Credential Certification: Rudy Wijnands (rudy@space.mit.edu)

Subjects: X-ray, Binary, Black Hole, Neutron Star, Transient

Referred to by ATel #: 1460, 1461, 1468, 1651
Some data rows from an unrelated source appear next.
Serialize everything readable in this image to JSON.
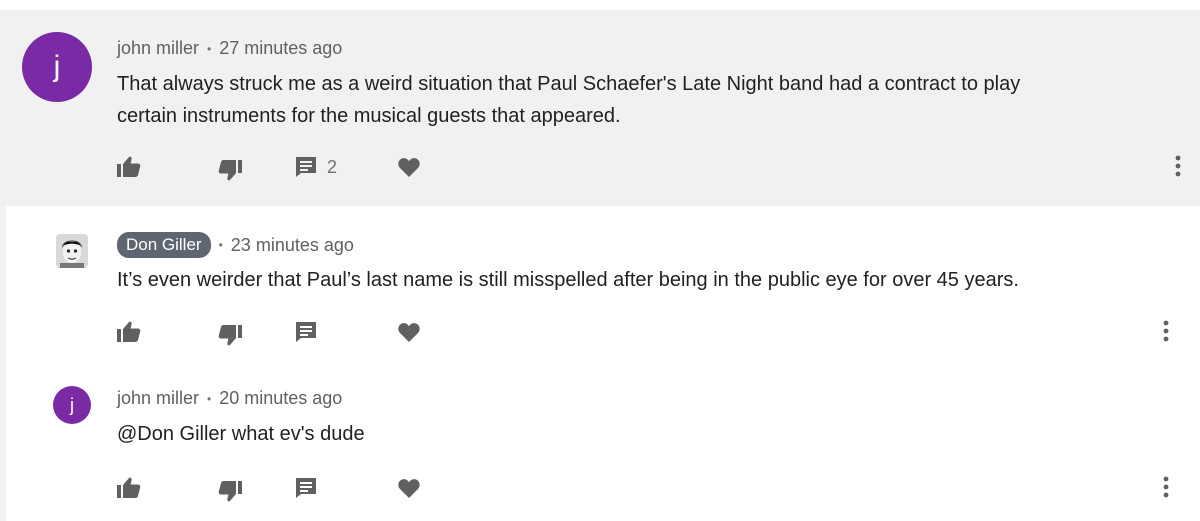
{
  "comments": [
    {
      "author": "john miller",
      "avatar_letter": "j",
      "avatar_color": "#7b2aa6",
      "time": "27 minutes ago",
      "text_lines": [
        "That always struck me as a weird situation that Paul Schaefer's Late Night band had a contract to play",
        "certain instruments for the musical guests that appeared."
      ],
      "reply_count": "2"
    },
    {
      "author": "Don Giller",
      "author_badge_color": "#5f6672",
      "time": "23 minutes ago",
      "text_lines": [
        "It’s even weirder that Paul’s last name is still misspelled after being in the public eye for over 45 years."
      ]
    },
    {
      "author": "john miller",
      "avatar_letter": "j",
      "avatar_color": "#7b2aa6",
      "time": "20 minutes ago",
      "text_lines": [
        "@Don Giller what ev's dude"
      ]
    }
  ],
  "icons": {
    "like": "thumbs-up-icon",
    "dislike": "thumbs-down-icon",
    "reply": "comment-icon",
    "heart": "heart-icon",
    "more": "more-vert-icon"
  },
  "colors": {
    "highlight_background": "#f1f1f1",
    "icon": "#606060",
    "text": "#212121"
  }
}
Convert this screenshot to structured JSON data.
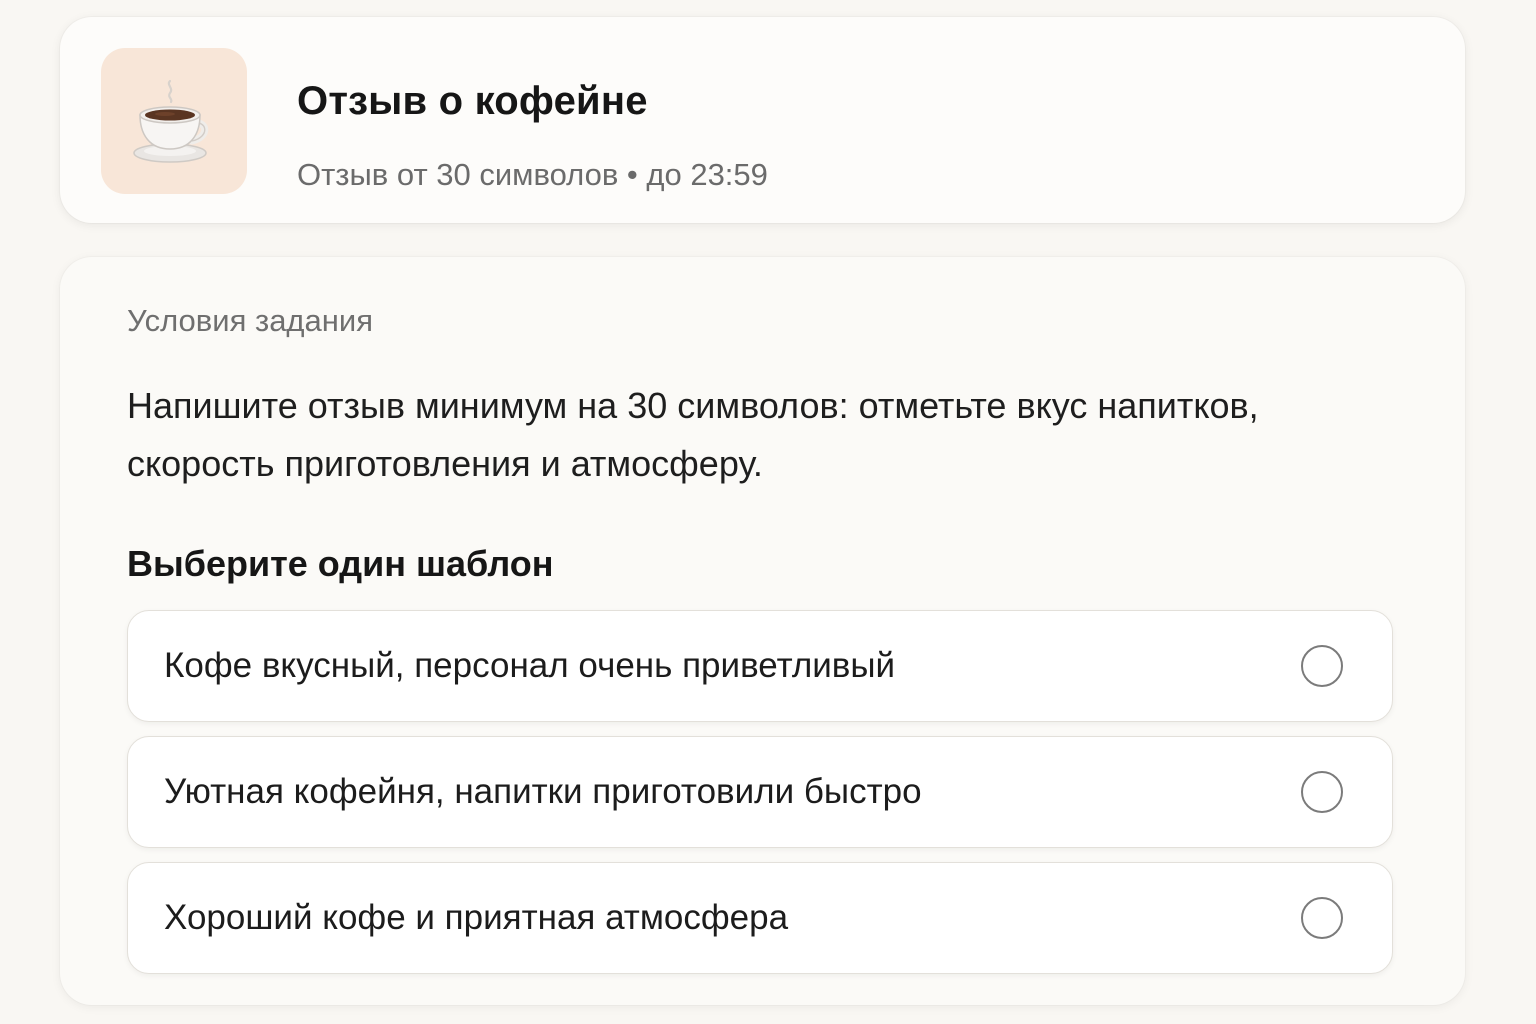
{
  "header": {
    "icon": "coffee-cup-icon",
    "title": "Отзыв о кофейне",
    "subtitle": "Отзыв от 30 символов • до 23:59"
  },
  "task": {
    "section_label": "Условия задания",
    "description": "Напишите отзыв минимум на 30 символов:  отметьте вкус напитков, скорость приготовления и атмосферу.",
    "choose_label": "Выберите один шаблон",
    "options": [
      {
        "label": "Кофе вкусный, персонал очень приветливый",
        "selected": false
      },
      {
        "label": "Уютная кофейня, напитки приготовили быстро",
        "selected": false
      },
      {
        "label": "Хороший кофе и приятная атмосфера",
        "selected": false
      }
    ]
  },
  "colors": {
    "background": "#f9f7f3",
    "card": "#fdfcfa",
    "icon_tile": "#f8e6d8",
    "muted_text": "#6b6b6b",
    "radio_border": "#7b7b7b"
  }
}
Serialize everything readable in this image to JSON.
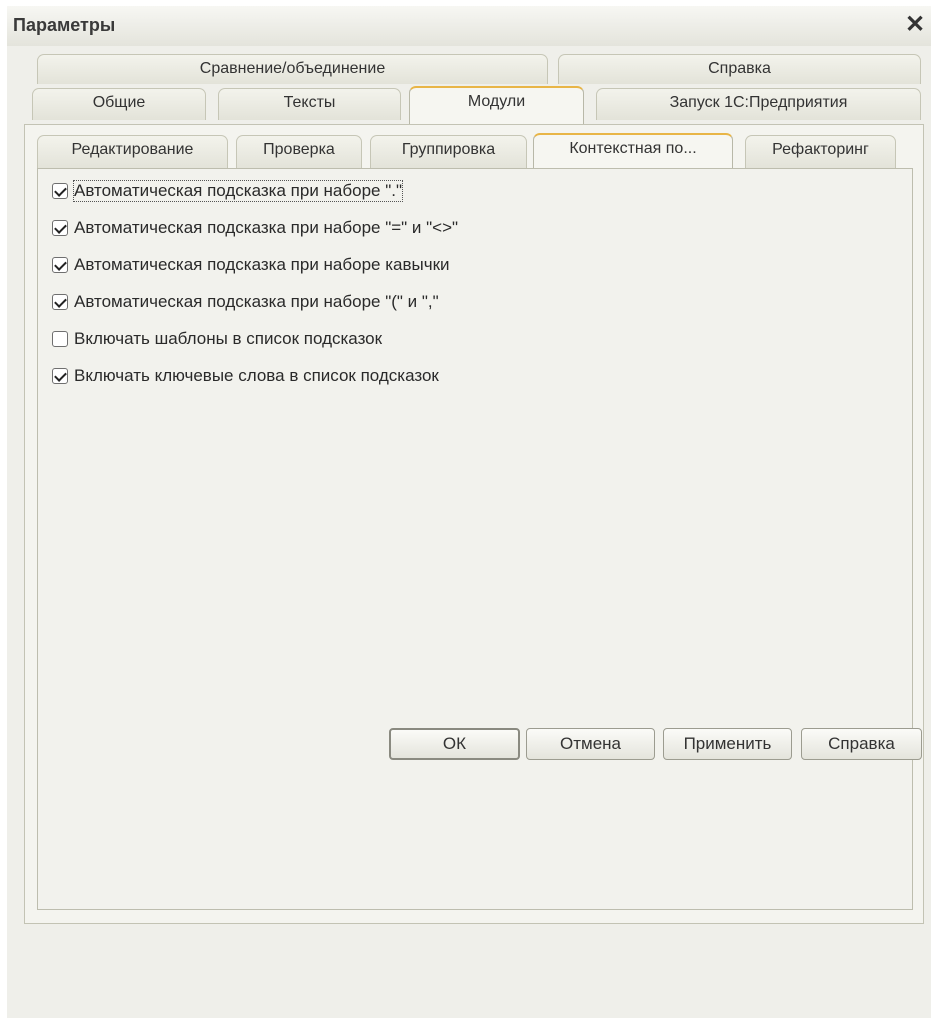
{
  "window": {
    "title": "Параметры",
    "close_label": "✕"
  },
  "tabs_top_row": [
    "Сравнение/объединение",
    "Справка"
  ],
  "tabs_bottom_row": [
    "Общие",
    "Тексты",
    "Модули",
    "Запуск 1С:Предприятия"
  ],
  "active_main_tab": "Модули",
  "subtabs": [
    "Редактирование",
    "Проверка",
    "Группировка",
    "Контекстная по...",
    "Рефакторинг"
  ],
  "active_subtab": "Контекстная по...",
  "options": [
    {
      "label": "Автоматическая подсказка при наборе \".\"",
      "checked": true
    },
    {
      "label": "Автоматическая подсказка при наборе \"=\" и \"<>\"",
      "checked": true
    },
    {
      "label": "Автоматическая подсказка при наборе кавычки",
      "checked": true
    },
    {
      "label": "Автоматическая подсказка при наборе \"(\" и \",\"",
      "checked": true
    },
    {
      "label": "Включать шаблоны в список подсказок",
      "checked": false
    },
    {
      "label": "Включать ключевые слова в список подсказок",
      "checked": true
    }
  ],
  "buttons": {
    "ok": "ОК",
    "cancel": "Отмена",
    "apply": "Применить",
    "help": "Справка"
  }
}
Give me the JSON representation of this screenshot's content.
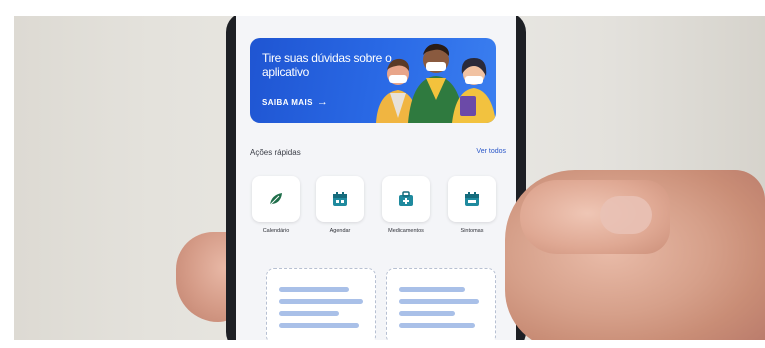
{
  "banner": {
    "title": "Tire suas dúvidas sobre o aplicativo",
    "cta": "SAIBA MAIS"
  },
  "quick_actions": {
    "title": "Ações rápidas",
    "see_all": "Ver todos",
    "items": [
      {
        "label": "Calendário",
        "icon": "leaf-icon"
      },
      {
        "label": "Agendar",
        "icon": "calendar-icon"
      },
      {
        "label": "Medicamentos",
        "icon": "medkit-icon"
      },
      {
        "label": "Sintomas",
        "icon": "calendar-icon"
      }
    ]
  },
  "colors": {
    "brand_blue": "#2a6ae6",
    "icon_teal": "#1f8a9e",
    "icon_green": "#1f6e4a"
  }
}
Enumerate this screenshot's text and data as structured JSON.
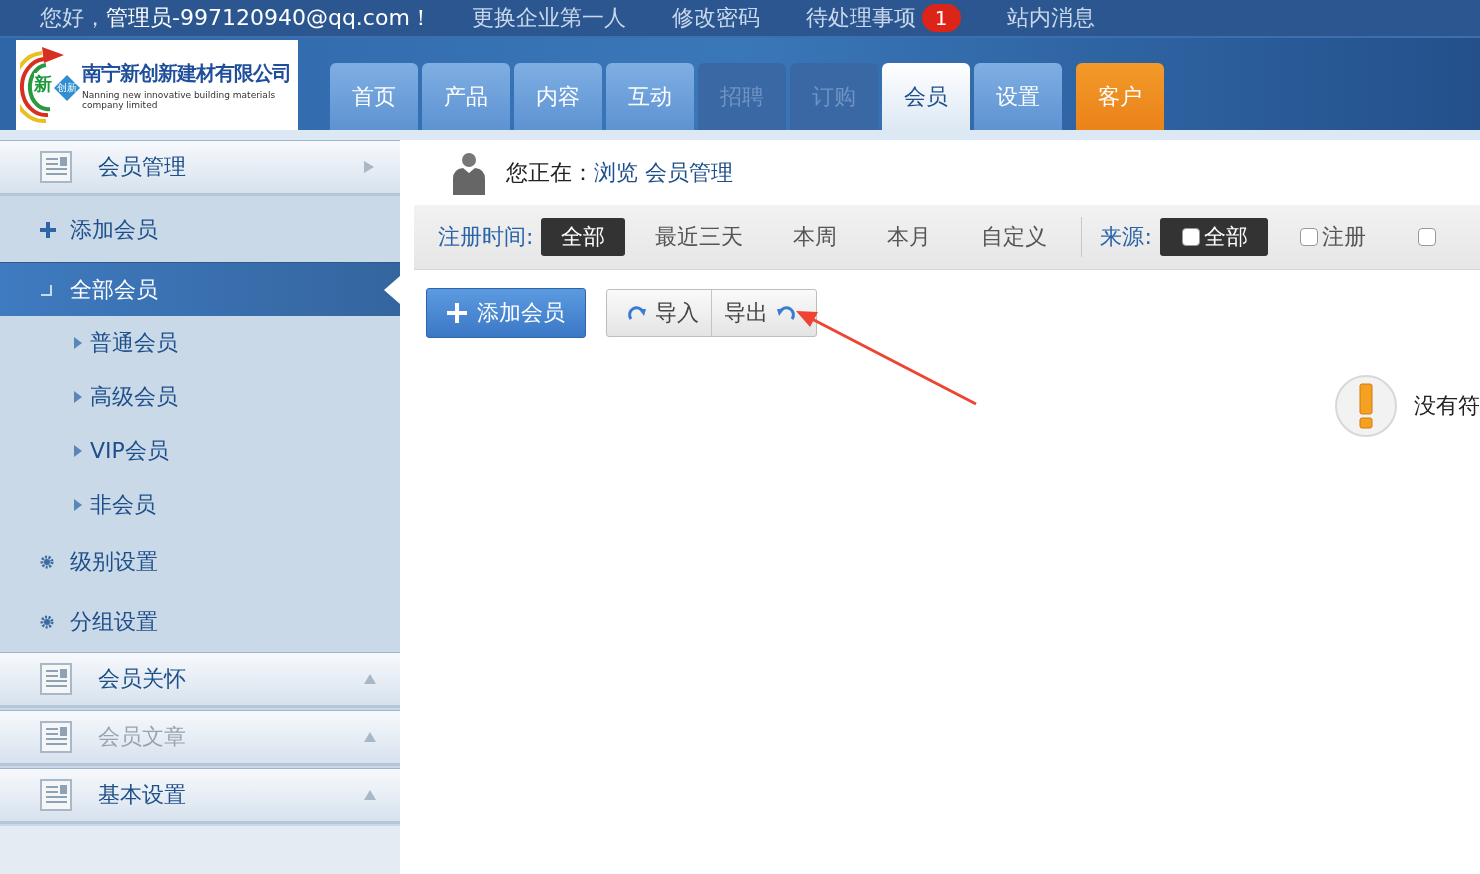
{
  "topbar": {
    "greeting": "您好，",
    "user": "管理员-997120940@qq.com！",
    "links": [
      {
        "label": "更换企业第一人"
      },
      {
        "label": "修改密码"
      },
      {
        "label": "待处理事项",
        "badge": "1"
      },
      {
        "label": "站内消息"
      }
    ]
  },
  "logo": {
    "mark": "新",
    "mark_small": "创新",
    "name": "南宁新创新建材有限公司",
    "subtitle": "Nanning new innovative building materials company limited"
  },
  "nav_tabs": [
    {
      "label": "首页",
      "kind": "normal",
      "selected": false,
      "disabled": false
    },
    {
      "label": "产品",
      "kind": "normal",
      "selected": false,
      "disabled": false
    },
    {
      "label": "内容",
      "kind": "normal",
      "selected": false,
      "disabled": false
    },
    {
      "label": "互动",
      "kind": "normal",
      "selected": false,
      "disabled": false
    },
    {
      "label": "招聘",
      "kind": "normal",
      "selected": false,
      "disabled": true
    },
    {
      "label": "订购",
      "kind": "normal",
      "selected": false,
      "disabled": true
    },
    {
      "label": "会员",
      "kind": "normal",
      "selected": true,
      "disabled": false
    },
    {
      "label": "设置",
      "kind": "normal",
      "selected": false,
      "disabled": false
    },
    {
      "label": "客户",
      "kind": "accent",
      "selected": false,
      "disabled": false
    }
  ],
  "sidebar": {
    "sections": [
      {
        "title": "会员管理",
        "expanded": true,
        "disabled": false,
        "items": [
          {
            "label": "添加会员",
            "kind": "add",
            "selected": false
          },
          {
            "label": "全部会员",
            "kind": "folder",
            "selected": true,
            "expanded": true,
            "children": [
              {
                "label": "普通会员",
                "selected": false
              },
              {
                "label": "高级会员",
                "selected": false
              },
              {
                "label": "VIP会员",
                "selected": false
              },
              {
                "label": "非会员",
                "selected": false
              }
            ]
          },
          {
            "label": "级别设置",
            "kind": "setting",
            "selected": false
          },
          {
            "label": "分组设置",
            "kind": "setting",
            "selected": false
          }
        ]
      },
      {
        "title": "会员关怀",
        "expanded": false,
        "disabled": false
      },
      {
        "title": "会员文章",
        "expanded": false,
        "disabled": true
      },
      {
        "title": "基本设置",
        "expanded": false,
        "disabled": false
      }
    ]
  },
  "breadcrumb": {
    "prefix": "您正在：",
    "path": "浏览 会员管理"
  },
  "filters": {
    "time_label": "注册时间:",
    "time_options": [
      {
        "label": "全部",
        "selected": true
      },
      {
        "label": "最近三天",
        "selected": false
      },
      {
        "label": "本周",
        "selected": false
      },
      {
        "label": "本月",
        "selected": false
      },
      {
        "label": "自定义",
        "selected": false
      }
    ],
    "source_label": "来源:",
    "source_options": [
      {
        "label": "全部",
        "selected": true
      },
      {
        "label": "注册",
        "selected": false
      },
      {
        "selected": false
      }
    ]
  },
  "actions": {
    "add_button": "添加会员",
    "import_button": "导入",
    "export_button": "导出"
  },
  "notice": {
    "text": "没有符"
  }
}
During an AGILE pointing at the Galactic Center region, a type-I X-ray burst was detected by SuperAGILE (ATEL #1445) from a position that is consistent with that of IGR J17473-2721 (ATEL #498 & #500, also known as XTE J1747-274, ATEL #467) suggesting that this source exhibit renewed activity. To conclusively identify the burst source with the XTE/IGR transient, we obtained a Swift/XRT observation of ~ 4.1 ksec on Monday 31st of March, 2008. Within the SuperAGILE error circle, there is only one source detected at a position (J2000) of R.A. = 17h47m18.12s, Dec. =-27:20:38.66, with an uncertainty of ~3.5 arcseconds. This is consistent with the Chandra position of IGR J17473-2721 (ATEL #521). Therefore, we confirm that the SuperAGILE X-ray burst has originated from this source, establishing that this is transiently accreting neutron star. The X-ray energy spectrum was extracted from pc-mode data. It can be fitted with an absorbed power law model with Nh=(3.8+0.48-0.14) x 10^22 cm^-2, photon index 1.68+0.21-0.07 and a final reduced Chi2 of 1.26. The 2-10 keV absorbed and unabsorbed fluxes are 2.27E-10 erg/cm2/s and 3.01E-10 erg/cm2/s, respectively. We have detected a ~100 seconds long X-ray burst (in one of the observations recorded in wt -non-imaging- mode). We have extracted the energy spectrum of the burst peak (first ~2 seconds) and fitted it with an absorbed black body model. By fixing Nh to the value obtained above, we find that the temperature is kT~2.29+0.22-0.18 keV, and the unabsorbed bolometric flux (as estimated in the 0.01-100 keV range) 1.1E-7 erg/cm2/s. We find no evidence for photospheric radius expansion, implying that the luminosity remained below the Eddington Limit. From this we infer upper limits to the distance between 3.9 and 5.4 kpc, depending on whether the neutron star photosphere is hydrogen-rich or poor, respectively (e.g., Kuulkers et al. 2003, A&A, 399, 663). With these upper limits on the distance, we estimate in 1x10^36 erg/s the upper limit of the 2-10 keV Luminosity (persistent emission). We note that the spectral analysis mentioned above was complicated by instrumental pile-up issues. We have tried to correct for this by excluding the inner source pixels from the data-analysis and applying a psf-correction. We thank the Swift team for scheduling the observation.